Recent high-profile analyses of trajectories and prognoses of ecosystem decline around the world have called for a renewed focus on embedding the values of the natural world across all areas of public policy. This paper reports the results of a UK-based deliberative process involving experts from a wide range of policy domains and across societal sectors: government departments, associated agencies, national and international NGOs, professional institutions, academia and independent experts. A symposium, based on a collaborative learning approach, explored instances in which ecosystem values have successfully been embedded into public policy, identified challenges to their more widespread embedding despite commitments to do so over generational timescales, and took a backcasting approach to develop actionable outcomes required to deliver transformation change across state and civil society. Emergent themes were expressed in social, technological, environmental, economic and political terms. Recommendations for interventions in complex social-ecological systems are cross-sectoral in scope and will necessarily entail multiple agents of change, well beyond governmental leadership, within any given sphere of societal activity and interest. We identify strategic challenges for, and between, a spectrum of societal policy areas, many currently overlooking ecosystem dependencies, impacts and potential benefits. Reflections on the collaborative learning approach are also provided.
Bibliographical noteFunding Information:
This work could not have been completed without the assistances of John Bilyeu, Cy Helms, Paul Rollins, Mark McClelland, and John Delphia of TxDOT, and Lee Gustavus andTom Scullion of the Texas Transportation Institute.

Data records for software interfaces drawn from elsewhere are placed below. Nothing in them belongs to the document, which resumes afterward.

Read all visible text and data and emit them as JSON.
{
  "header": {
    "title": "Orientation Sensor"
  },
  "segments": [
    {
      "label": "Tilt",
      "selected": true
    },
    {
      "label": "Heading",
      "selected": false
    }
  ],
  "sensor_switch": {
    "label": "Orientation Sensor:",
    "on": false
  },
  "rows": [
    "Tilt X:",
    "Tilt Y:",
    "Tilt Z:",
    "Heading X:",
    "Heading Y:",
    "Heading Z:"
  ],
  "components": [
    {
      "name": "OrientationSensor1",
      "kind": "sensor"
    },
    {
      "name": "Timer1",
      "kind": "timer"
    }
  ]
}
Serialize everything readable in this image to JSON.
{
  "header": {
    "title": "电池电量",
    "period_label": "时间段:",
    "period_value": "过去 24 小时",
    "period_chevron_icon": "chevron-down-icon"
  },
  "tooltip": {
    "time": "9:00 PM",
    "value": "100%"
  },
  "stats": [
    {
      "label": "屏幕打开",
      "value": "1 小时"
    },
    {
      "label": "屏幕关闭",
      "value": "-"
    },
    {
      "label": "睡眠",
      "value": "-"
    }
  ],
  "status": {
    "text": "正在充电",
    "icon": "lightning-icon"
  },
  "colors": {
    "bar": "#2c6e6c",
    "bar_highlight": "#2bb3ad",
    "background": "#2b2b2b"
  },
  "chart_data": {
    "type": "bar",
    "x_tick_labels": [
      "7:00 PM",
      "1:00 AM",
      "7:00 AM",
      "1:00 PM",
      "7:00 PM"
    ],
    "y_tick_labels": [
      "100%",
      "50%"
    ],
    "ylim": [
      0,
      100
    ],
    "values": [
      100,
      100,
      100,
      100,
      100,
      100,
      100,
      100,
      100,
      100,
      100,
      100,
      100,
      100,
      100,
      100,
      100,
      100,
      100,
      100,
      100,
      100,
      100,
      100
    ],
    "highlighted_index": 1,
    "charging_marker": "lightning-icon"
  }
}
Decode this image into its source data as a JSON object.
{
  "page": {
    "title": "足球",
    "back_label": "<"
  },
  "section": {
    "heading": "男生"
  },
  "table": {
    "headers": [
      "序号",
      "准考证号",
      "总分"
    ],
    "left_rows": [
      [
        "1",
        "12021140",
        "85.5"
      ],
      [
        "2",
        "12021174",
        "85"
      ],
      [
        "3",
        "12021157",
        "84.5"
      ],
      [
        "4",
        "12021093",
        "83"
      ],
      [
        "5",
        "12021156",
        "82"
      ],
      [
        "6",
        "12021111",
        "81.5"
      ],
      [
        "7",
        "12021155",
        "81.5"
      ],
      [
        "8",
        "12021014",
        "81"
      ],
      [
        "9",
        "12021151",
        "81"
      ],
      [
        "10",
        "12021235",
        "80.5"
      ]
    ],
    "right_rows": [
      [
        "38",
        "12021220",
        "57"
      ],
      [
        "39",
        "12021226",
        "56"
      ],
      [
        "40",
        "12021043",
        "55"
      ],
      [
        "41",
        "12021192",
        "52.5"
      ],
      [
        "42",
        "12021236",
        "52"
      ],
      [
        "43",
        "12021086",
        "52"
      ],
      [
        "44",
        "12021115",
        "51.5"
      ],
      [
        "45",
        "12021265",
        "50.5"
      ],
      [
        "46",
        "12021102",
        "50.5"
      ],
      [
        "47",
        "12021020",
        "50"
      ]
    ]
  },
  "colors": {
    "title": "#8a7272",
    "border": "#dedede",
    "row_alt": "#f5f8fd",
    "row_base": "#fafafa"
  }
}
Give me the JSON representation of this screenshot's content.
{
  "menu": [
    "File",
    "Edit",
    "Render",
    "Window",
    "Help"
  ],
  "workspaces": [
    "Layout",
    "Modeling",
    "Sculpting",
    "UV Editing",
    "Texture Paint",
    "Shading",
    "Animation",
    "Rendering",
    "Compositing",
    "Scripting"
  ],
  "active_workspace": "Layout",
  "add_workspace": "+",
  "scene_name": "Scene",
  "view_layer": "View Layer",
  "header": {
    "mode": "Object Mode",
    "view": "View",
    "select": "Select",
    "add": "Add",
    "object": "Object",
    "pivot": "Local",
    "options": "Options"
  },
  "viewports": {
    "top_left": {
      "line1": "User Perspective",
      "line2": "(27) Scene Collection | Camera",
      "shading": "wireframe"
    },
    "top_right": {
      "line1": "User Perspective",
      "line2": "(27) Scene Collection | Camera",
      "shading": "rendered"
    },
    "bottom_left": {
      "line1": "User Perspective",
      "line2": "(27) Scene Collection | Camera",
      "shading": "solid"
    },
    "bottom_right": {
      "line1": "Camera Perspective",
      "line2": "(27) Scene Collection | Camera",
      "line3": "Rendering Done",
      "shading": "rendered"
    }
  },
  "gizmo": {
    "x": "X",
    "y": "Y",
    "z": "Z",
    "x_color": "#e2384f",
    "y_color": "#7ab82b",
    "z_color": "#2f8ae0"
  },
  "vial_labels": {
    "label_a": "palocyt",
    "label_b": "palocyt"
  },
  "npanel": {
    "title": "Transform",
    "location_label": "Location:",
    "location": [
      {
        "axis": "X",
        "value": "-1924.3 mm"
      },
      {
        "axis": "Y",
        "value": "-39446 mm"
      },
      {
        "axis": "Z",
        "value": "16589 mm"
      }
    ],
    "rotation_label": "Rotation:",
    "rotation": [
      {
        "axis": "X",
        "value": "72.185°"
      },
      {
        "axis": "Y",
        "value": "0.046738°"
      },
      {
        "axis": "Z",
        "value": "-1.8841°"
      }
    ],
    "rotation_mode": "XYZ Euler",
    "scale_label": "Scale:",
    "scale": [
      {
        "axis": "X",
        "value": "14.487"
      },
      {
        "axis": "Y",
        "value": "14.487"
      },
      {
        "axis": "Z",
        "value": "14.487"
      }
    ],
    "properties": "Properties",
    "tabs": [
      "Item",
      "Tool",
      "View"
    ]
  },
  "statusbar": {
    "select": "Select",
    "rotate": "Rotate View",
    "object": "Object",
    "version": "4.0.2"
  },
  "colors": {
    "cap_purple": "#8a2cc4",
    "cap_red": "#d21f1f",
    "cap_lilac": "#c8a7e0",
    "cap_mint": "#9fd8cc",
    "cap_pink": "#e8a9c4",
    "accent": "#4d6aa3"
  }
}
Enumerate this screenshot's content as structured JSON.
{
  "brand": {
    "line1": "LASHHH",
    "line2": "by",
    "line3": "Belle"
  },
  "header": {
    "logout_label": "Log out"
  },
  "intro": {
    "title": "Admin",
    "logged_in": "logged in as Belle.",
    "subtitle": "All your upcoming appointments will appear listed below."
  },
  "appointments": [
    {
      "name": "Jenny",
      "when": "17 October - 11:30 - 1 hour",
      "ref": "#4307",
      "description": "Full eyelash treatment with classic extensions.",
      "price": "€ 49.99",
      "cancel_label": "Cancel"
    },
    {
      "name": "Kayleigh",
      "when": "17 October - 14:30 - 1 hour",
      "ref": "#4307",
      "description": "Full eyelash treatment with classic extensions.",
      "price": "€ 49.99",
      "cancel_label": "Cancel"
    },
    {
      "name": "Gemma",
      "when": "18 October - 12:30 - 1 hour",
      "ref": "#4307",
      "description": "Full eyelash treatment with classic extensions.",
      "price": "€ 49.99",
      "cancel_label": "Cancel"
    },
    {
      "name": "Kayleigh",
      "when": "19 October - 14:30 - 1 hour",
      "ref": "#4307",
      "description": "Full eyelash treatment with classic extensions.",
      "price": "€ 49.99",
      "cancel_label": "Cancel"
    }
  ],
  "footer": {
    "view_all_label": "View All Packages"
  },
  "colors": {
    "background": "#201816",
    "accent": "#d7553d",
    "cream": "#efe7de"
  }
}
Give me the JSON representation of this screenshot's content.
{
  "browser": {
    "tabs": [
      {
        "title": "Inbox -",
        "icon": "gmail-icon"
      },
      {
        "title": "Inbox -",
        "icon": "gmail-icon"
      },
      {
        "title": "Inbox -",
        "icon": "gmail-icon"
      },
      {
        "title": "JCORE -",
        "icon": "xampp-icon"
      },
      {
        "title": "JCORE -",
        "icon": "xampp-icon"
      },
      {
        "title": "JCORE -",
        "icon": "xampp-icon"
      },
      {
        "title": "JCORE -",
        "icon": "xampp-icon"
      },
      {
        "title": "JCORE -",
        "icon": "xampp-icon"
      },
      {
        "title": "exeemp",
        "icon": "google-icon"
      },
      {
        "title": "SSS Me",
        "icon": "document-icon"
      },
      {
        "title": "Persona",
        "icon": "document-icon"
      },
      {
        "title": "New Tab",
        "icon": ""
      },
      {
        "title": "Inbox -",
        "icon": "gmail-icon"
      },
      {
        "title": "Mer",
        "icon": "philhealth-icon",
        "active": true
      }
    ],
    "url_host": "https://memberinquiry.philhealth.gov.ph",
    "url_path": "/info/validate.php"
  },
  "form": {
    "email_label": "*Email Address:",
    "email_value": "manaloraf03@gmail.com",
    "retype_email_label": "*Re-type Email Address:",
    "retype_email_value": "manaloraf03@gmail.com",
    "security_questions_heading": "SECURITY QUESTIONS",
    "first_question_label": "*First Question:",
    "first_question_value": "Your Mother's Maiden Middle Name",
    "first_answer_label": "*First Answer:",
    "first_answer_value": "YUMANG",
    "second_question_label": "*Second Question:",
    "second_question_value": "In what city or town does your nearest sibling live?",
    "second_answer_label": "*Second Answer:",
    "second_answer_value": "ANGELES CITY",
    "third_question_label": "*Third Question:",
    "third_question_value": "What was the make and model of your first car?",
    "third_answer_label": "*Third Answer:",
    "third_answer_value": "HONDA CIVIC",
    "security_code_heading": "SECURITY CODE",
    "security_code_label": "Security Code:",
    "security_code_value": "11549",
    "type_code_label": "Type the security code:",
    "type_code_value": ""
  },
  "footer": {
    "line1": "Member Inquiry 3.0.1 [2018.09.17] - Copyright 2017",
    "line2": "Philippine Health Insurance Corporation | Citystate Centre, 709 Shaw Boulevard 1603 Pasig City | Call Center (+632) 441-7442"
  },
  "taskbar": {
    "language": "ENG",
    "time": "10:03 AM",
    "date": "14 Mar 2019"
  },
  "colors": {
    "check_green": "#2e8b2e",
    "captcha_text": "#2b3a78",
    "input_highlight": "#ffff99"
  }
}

© 2020 Elsevier Ltd
- Socio-ecological systems
- Sustainable development
- System change